With the HIV virus and AIDS running rampant across Africa, Zimbabwe is hosting its first conference on what has become a major medical problem.
The four-day conference is expected to bring together more than 500 international and local delegates from governments, the private sector, and civic society groups.
The theme of the conference is Taking Stock: Looking to the Future. According to Zimbabwe's minister of health, Dr. David Parirenyatwa, the delegates will examine what has been learned since Zimbabwe's first HIV case was identified in 1985, and how they can profit from the experiences of experts from other countries.
Zimbabwe President Robert Mugabe will officially open the conference. Among the high-profile speakers will be former Zambian president Kenneth Kaunda, whose son died of AIDS in the 1980s and is now an activist in the war against the disease.
Zimbabwe has one of the highest HIV rates in the world. A national HIV-AIDS estimate puts the figures of those infected at 25 percent out of a population of 11.6 million. In addition, 3,000 deaths a week are attributed to AIDS.
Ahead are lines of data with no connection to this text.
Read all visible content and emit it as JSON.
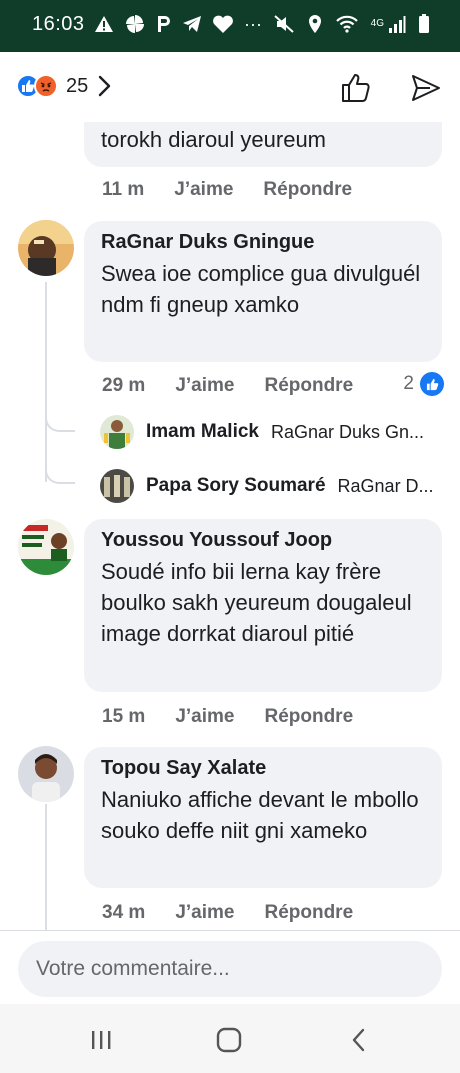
{
  "status_bar": {
    "time": "16:03",
    "left_icons": [
      "warning-icon",
      "pinwheel-icon",
      "parking-icon",
      "telegram-icon",
      "heart-icon",
      "more-icon"
    ],
    "more_label": "···",
    "network_label": "4G"
  },
  "top_bar": {
    "reaction_count": "25",
    "reactions": [
      "like",
      "angry"
    ]
  },
  "comments": [
    {
      "id": "c0",
      "author": "",
      "text": "torokh diaroul yeureum",
      "time": "11 m",
      "like_label": "J’aime",
      "reply_label": "Répondre"
    },
    {
      "id": "c1",
      "author": "RaGnar Duks Gningue",
      "text": "Swea ioe complice gua divulguél ndm fi gneup xamko",
      "time": "29 m",
      "like_label": "J’aime",
      "reply_label": "Répondre",
      "like_count": "2",
      "replies": [
        {
          "author": "Imam Malick",
          "preview": "RaGnar Duks Gn..."
        },
        {
          "author": "Papa Sory Soumaré",
          "preview": "RaGnar D..."
        }
      ]
    },
    {
      "id": "c2",
      "author": "Youssou Youssouf Joop",
      "text": "Soudé info bii lerna kay frère boulko sakh yeureum dougaleul image dorrkat diaroul pitié",
      "time": "15 m",
      "like_label": "J’aime",
      "reply_label": "Répondre"
    },
    {
      "id": "c3",
      "author": "Topou Say Xalate",
      "text": "Naniuko affiche devant le mbollo souko deffe niit gni xameko",
      "time": "34 m",
      "like_label": "J’aime",
      "reply_label": "Répondre"
    }
  ],
  "composer": {
    "placeholder": "Votre commentaire..."
  },
  "colors": {
    "status_bar": "#0f3d2a",
    "like_blue": "#1877f2",
    "angry_orange": "#f0622a",
    "bubble": "#f0f2f5",
    "meta_gray": "#65676b"
  }
}
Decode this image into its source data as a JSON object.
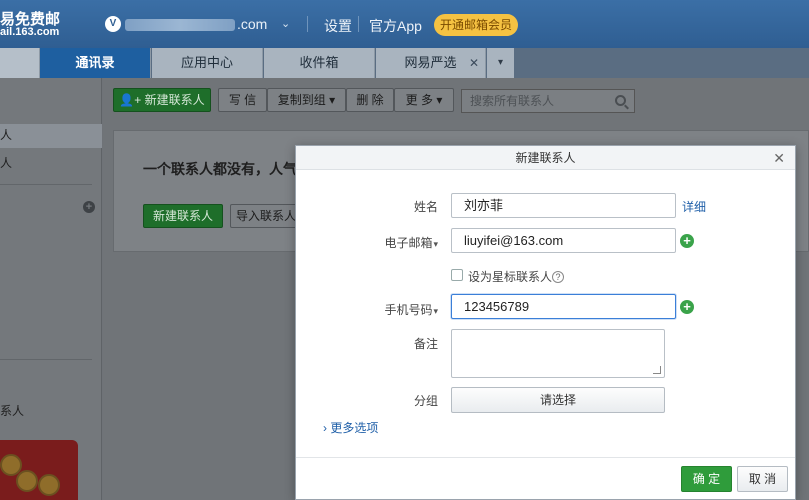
{
  "header": {
    "logo_line1": "易免费邮",
    "logo_line2": "ail.163.com",
    "avatar_letter": "V",
    "account_suffix": ".com",
    "links": [
      "设置",
      "官方App"
    ],
    "vip_label": "开通邮箱会员"
  },
  "tabs": [
    {
      "label": "通讯录",
      "active": true
    },
    {
      "label": "应用中心",
      "active": false
    },
    {
      "label": "收件箱",
      "active": false
    },
    {
      "label": "网易严选",
      "active": false,
      "closable": true
    }
  ],
  "sidebar": {
    "item_selected": "人",
    "item_2": "人",
    "item_bottom": "系人"
  },
  "toolbar": {
    "new_contact": "新建联系人",
    "write": "写 信",
    "copy_to_group": "复制到组",
    "delete": "删 除",
    "more": "更 多",
    "search_placeholder": "搜索所有联系人"
  },
  "empty": {
    "tip": "一个联系人都没有，人气",
    "new_contact": "新建联系人",
    "import_contact": "导入联系人"
  },
  "dialog": {
    "title": "新建联系人",
    "name_label": "姓名",
    "name_value": "刘亦菲",
    "detail_link": "详细",
    "email_label": "电子邮箱",
    "email_value": "liuyifei@163.com",
    "star_label": "设为星标联系人",
    "phone_label": "手机号码",
    "phone_value": "123456789",
    "note_label": "备注",
    "group_label": "分组",
    "group_select": "请选择",
    "more_options": "更多选项",
    "ok": "确 定",
    "cancel": "取 消"
  }
}
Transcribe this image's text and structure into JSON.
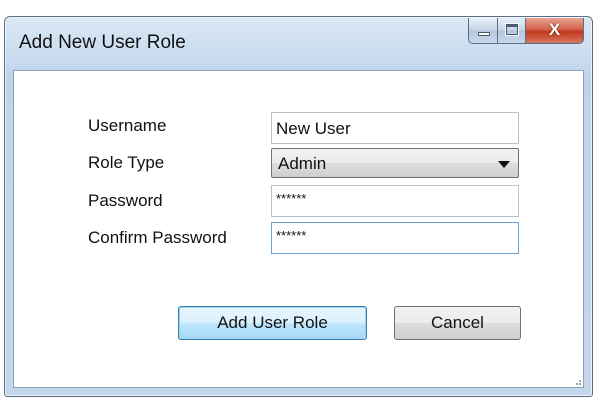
{
  "window": {
    "title": "Add New User Role",
    "close_glyph": "X"
  },
  "form": {
    "username_label": "Username",
    "username_value": "New User",
    "role_type_label": "Role Type",
    "role_type_value": "Admin",
    "password_label": "Password",
    "password_value": "******",
    "confirm_password_label": "Confirm Password",
    "confirm_password_value": "******"
  },
  "buttons": {
    "add_label": "Add User Role",
    "cancel_label": "Cancel"
  },
  "icons": {
    "minimize": "minimize-icon",
    "maximize": "maximize-icon",
    "close": "close-icon",
    "dropdown": "chevron-down-icon",
    "resize_grip": "resize-grip-icon"
  }
}
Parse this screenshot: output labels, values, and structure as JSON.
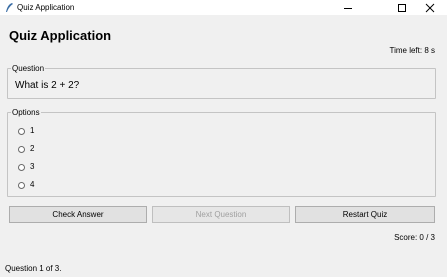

Zimbabwe declared HIV-AIDS a national disaster in 1999 and introduced a three percent levy on income tax to finance AIDS-fighting programs.
A local pharmaceutical company is now manufacturing generic anti-AIDS (ARV) drugs, but the medicines are available only to the less privileged. Those with the means to do so have to pay.